Problem requirements
Where the records hold the string "emoji", show the whole line it sits on.

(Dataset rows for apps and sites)
# # #
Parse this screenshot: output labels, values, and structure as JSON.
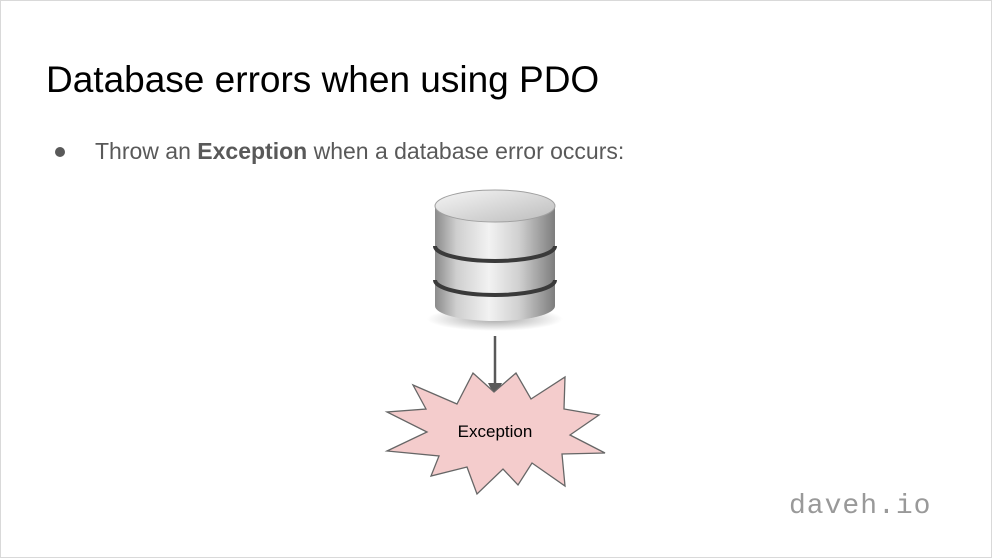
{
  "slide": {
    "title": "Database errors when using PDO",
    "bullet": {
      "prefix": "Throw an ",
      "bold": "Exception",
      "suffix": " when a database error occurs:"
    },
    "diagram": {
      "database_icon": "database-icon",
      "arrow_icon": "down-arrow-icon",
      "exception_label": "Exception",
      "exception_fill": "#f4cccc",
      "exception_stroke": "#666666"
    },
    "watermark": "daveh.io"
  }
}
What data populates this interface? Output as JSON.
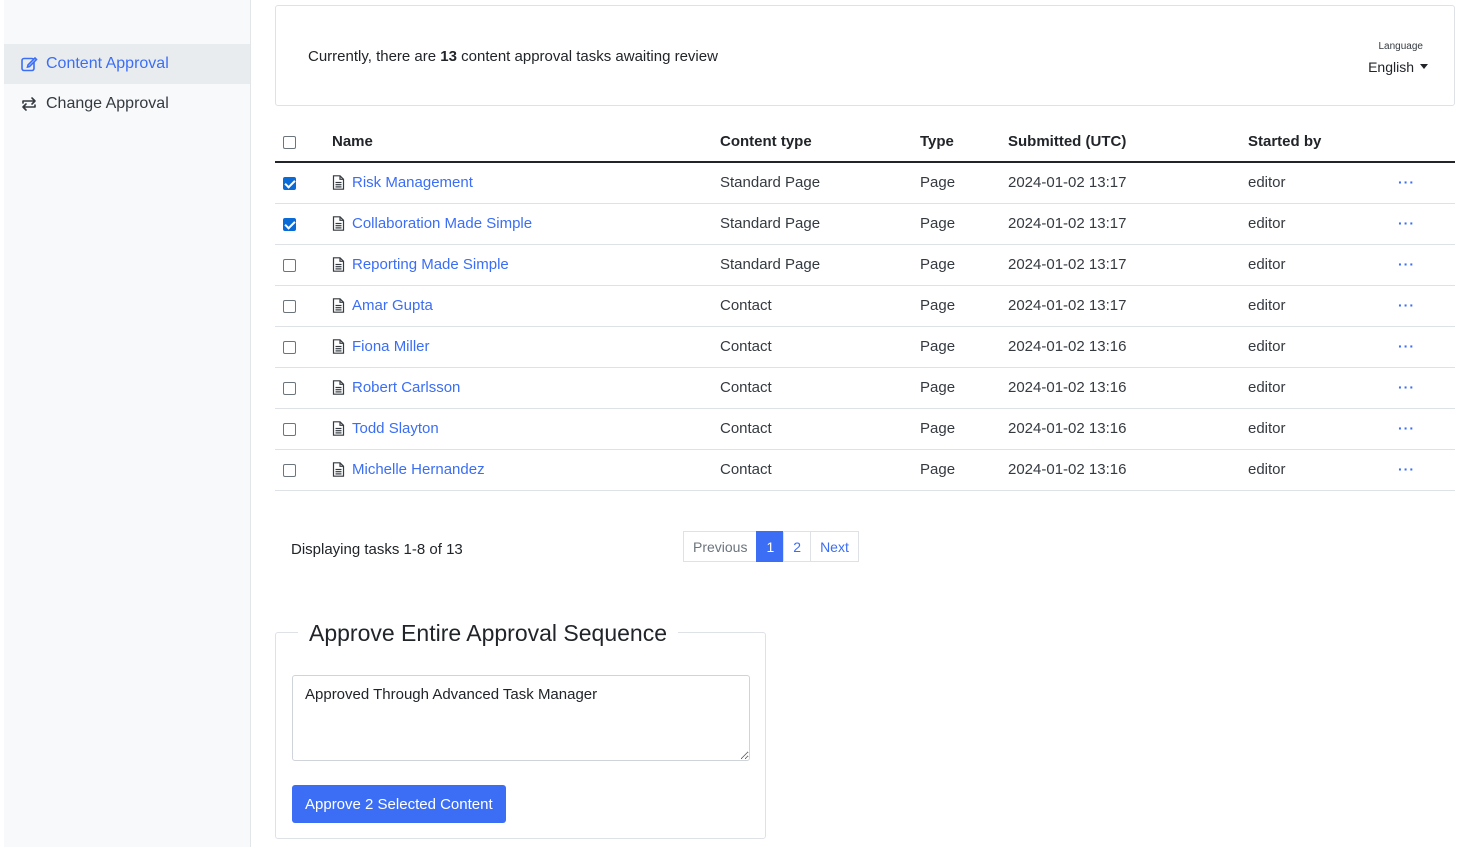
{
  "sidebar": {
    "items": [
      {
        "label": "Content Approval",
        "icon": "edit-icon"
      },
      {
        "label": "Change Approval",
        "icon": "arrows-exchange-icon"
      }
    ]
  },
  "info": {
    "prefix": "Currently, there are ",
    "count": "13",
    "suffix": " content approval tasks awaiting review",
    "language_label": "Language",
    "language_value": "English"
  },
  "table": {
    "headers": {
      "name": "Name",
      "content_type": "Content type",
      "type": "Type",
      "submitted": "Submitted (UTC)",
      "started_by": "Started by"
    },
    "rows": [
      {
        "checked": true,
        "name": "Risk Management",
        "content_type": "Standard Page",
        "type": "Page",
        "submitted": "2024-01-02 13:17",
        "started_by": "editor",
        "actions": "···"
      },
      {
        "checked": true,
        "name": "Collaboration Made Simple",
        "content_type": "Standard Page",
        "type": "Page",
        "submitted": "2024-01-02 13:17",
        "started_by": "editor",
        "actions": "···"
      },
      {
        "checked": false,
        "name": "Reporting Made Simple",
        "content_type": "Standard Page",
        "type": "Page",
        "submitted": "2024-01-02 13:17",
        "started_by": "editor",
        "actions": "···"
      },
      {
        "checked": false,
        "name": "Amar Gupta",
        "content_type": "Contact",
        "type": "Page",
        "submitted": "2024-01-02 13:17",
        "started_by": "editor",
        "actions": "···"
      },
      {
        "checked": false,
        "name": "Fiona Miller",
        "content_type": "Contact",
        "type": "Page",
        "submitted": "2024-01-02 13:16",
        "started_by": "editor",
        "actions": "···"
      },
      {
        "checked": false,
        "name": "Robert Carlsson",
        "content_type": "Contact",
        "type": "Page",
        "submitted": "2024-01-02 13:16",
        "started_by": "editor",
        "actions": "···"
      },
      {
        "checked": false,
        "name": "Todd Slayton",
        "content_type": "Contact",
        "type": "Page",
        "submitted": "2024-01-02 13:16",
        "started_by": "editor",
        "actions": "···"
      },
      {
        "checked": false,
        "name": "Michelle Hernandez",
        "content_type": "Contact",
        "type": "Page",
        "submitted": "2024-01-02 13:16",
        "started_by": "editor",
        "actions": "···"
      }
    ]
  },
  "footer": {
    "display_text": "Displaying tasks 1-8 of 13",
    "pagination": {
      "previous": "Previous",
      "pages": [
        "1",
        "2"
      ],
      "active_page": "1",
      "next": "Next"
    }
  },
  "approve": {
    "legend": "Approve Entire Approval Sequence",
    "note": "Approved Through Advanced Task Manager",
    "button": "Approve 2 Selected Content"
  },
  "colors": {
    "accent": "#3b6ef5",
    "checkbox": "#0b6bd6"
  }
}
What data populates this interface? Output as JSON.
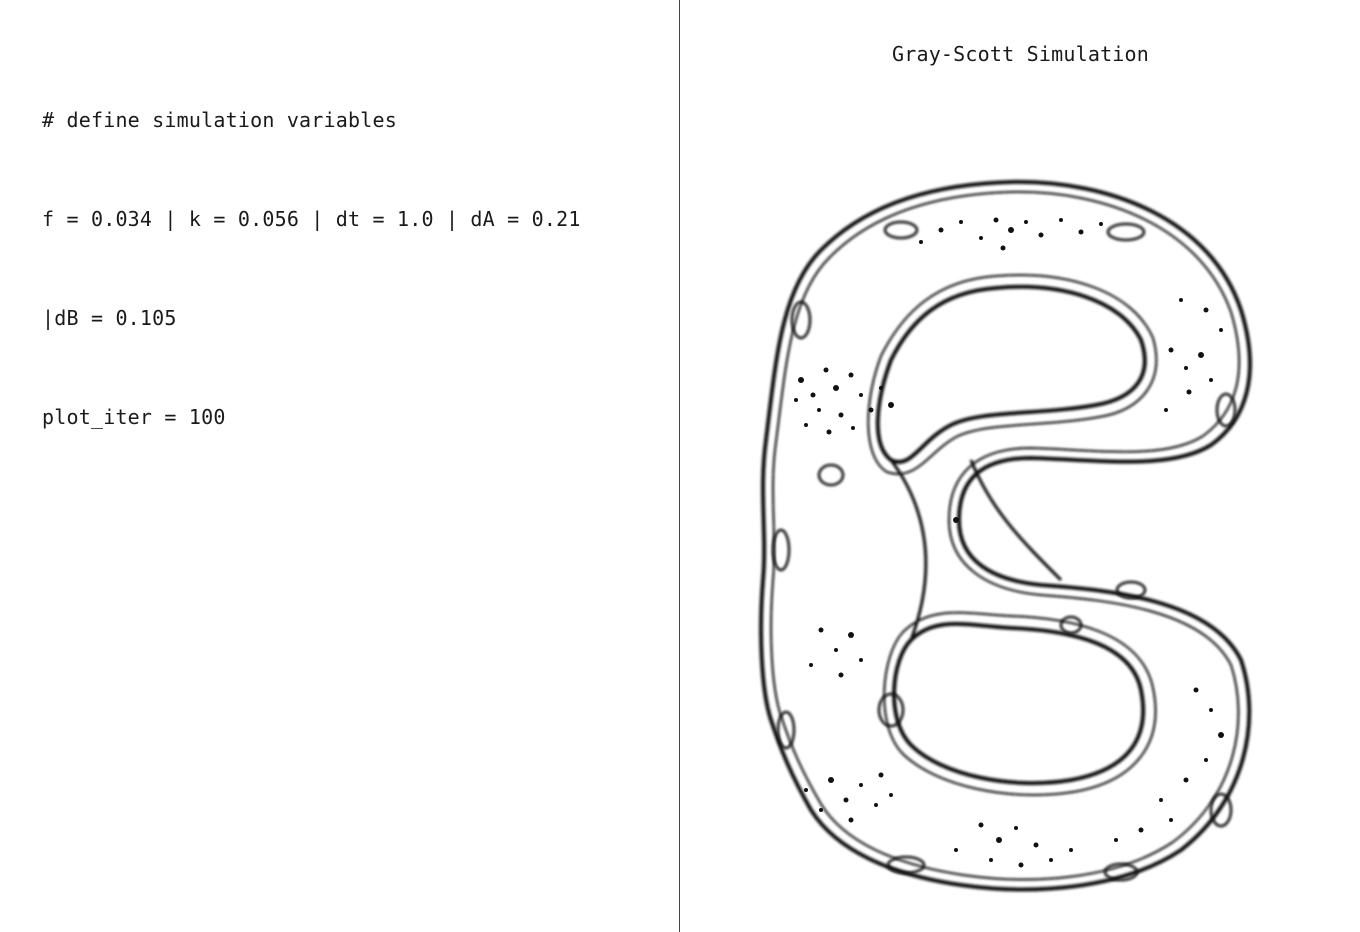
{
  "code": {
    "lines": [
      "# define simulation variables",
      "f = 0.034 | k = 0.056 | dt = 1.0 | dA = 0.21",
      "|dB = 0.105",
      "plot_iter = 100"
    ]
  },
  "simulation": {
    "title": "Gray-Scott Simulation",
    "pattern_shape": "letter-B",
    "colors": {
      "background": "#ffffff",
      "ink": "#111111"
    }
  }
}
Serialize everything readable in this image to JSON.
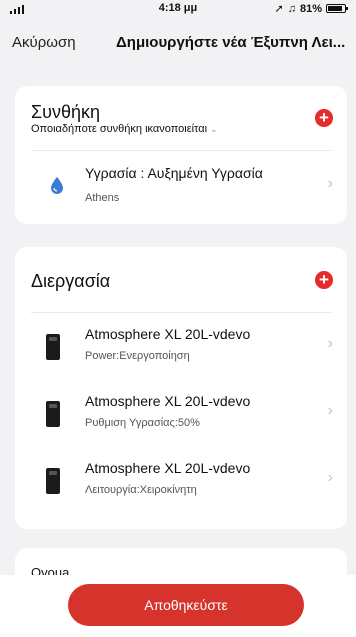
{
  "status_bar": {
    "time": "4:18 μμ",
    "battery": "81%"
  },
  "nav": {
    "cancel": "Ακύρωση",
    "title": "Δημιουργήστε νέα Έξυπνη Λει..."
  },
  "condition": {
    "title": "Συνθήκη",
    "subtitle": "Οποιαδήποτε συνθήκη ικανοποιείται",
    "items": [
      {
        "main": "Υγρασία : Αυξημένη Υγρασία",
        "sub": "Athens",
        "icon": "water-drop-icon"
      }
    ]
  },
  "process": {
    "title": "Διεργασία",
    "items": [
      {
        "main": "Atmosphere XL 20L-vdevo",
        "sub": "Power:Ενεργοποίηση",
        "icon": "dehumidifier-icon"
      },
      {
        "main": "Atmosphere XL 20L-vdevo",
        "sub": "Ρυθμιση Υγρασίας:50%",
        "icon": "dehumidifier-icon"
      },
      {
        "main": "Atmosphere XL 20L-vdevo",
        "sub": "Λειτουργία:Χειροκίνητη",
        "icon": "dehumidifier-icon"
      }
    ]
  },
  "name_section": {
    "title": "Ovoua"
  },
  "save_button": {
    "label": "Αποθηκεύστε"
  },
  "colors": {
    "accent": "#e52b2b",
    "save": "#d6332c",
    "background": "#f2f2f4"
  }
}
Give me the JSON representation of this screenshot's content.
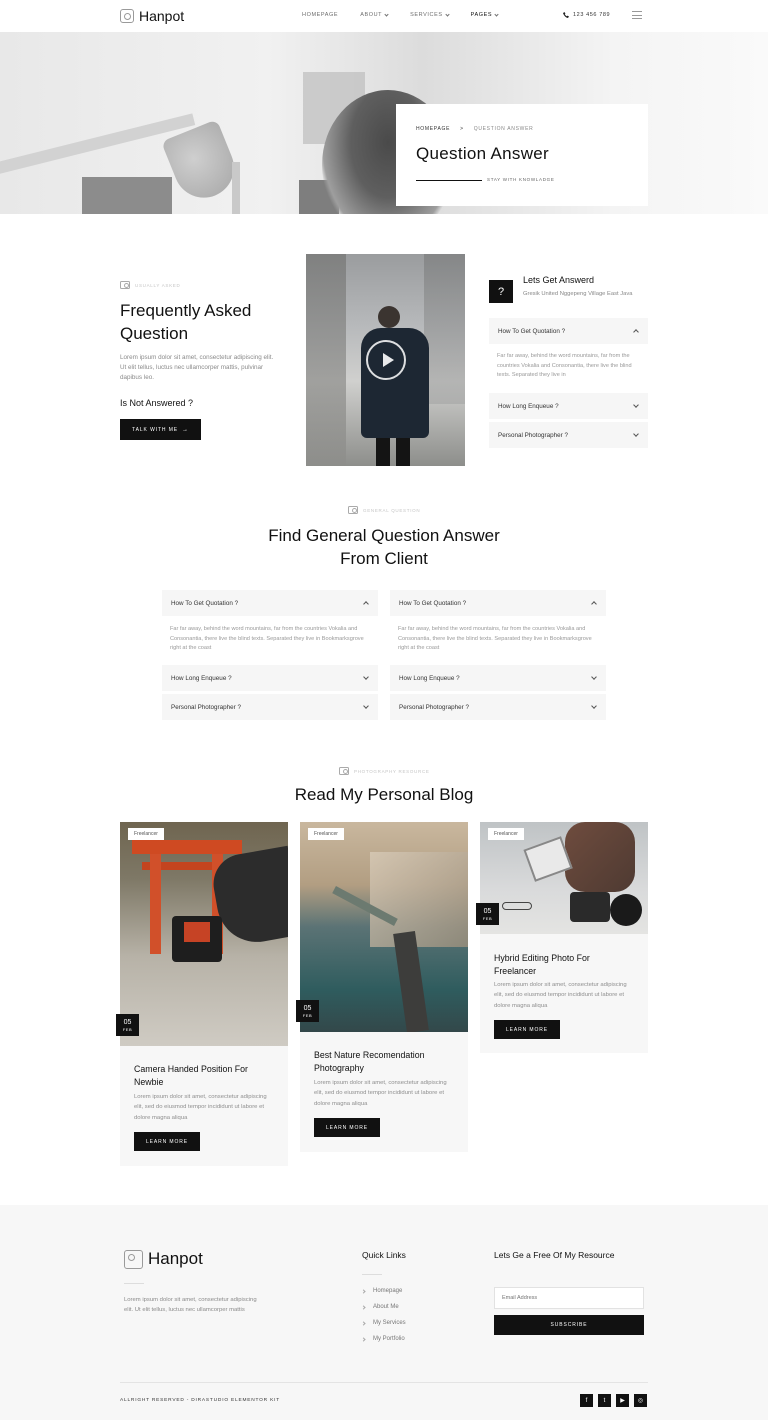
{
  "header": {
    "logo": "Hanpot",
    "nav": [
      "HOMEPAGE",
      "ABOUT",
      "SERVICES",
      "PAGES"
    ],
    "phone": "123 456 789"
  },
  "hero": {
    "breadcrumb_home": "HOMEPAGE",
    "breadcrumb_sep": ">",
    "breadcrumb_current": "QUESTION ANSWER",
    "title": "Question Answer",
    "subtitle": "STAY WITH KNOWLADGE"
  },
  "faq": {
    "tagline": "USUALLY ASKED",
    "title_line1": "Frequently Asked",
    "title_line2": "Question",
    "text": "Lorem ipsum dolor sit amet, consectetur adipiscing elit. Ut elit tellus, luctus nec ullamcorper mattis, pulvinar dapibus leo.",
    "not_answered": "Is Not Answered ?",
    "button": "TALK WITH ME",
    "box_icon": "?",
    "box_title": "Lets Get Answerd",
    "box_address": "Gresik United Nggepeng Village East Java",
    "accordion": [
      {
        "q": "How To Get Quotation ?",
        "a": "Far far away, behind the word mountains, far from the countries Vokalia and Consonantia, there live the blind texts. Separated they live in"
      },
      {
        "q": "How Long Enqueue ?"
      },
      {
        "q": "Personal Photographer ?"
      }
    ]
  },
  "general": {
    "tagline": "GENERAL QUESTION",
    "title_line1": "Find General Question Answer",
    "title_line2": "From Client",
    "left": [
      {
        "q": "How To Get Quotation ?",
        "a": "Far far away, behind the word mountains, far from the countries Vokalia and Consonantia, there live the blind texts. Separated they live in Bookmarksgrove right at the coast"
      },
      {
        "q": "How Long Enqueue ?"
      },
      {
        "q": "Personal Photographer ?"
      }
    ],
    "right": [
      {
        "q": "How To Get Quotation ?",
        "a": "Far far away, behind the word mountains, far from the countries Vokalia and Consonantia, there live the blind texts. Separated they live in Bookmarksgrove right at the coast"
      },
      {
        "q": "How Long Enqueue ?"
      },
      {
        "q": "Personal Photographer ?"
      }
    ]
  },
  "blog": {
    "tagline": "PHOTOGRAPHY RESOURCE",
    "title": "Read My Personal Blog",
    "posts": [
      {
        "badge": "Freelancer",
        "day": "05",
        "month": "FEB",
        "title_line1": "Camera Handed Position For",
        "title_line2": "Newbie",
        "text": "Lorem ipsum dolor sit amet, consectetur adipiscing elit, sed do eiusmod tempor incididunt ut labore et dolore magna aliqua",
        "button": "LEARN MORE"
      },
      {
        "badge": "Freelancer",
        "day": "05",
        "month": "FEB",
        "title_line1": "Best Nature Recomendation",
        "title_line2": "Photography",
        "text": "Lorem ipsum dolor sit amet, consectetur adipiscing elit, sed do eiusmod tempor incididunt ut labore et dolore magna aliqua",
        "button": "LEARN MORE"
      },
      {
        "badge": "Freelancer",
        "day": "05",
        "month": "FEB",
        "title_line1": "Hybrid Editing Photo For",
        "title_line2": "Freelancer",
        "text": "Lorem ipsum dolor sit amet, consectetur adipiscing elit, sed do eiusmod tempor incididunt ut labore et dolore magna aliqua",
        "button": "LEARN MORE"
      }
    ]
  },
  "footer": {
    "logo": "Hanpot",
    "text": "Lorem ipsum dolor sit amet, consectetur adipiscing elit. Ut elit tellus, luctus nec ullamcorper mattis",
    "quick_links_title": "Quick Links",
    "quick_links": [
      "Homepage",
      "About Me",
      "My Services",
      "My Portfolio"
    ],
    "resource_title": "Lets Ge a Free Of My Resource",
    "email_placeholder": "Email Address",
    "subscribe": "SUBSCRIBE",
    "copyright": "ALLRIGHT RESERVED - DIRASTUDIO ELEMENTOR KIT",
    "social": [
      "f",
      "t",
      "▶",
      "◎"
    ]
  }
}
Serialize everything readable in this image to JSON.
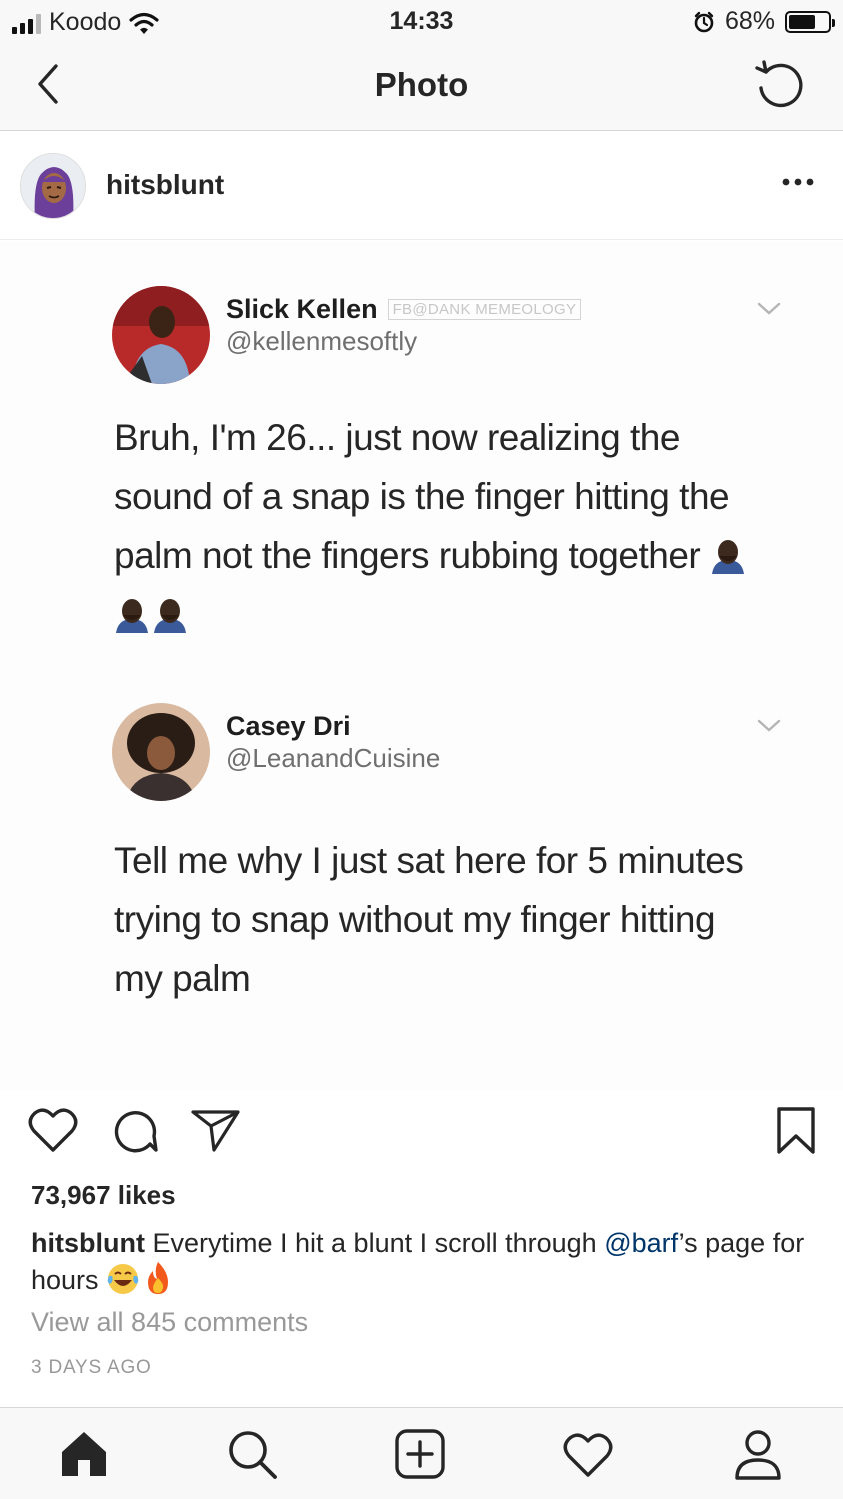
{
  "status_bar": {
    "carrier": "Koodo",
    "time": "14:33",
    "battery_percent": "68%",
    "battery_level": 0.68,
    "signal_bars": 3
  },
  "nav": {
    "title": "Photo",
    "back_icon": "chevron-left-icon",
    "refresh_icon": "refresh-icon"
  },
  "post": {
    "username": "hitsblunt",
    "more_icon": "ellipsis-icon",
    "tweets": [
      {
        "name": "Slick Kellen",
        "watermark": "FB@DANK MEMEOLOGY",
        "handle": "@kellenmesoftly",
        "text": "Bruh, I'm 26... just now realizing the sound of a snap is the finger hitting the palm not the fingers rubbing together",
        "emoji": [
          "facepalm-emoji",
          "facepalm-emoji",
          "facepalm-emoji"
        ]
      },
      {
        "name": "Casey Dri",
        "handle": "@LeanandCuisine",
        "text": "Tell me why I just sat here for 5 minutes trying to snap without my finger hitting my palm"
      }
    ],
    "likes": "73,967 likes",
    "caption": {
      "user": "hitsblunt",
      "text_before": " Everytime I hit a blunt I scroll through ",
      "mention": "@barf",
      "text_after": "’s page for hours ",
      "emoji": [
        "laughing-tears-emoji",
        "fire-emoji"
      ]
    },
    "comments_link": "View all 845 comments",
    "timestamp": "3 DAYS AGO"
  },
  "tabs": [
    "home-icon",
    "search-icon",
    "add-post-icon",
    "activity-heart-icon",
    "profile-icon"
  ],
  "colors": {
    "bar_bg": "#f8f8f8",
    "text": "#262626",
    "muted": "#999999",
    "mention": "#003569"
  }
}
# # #
Answer to this exercise
        "emoji": [
          "facepalm-emoji",
          "facepalm-emoji",
          "facepalm-emoji"
      "emoji": [
        "laughing-tears-emoji",
        "fire-emoji"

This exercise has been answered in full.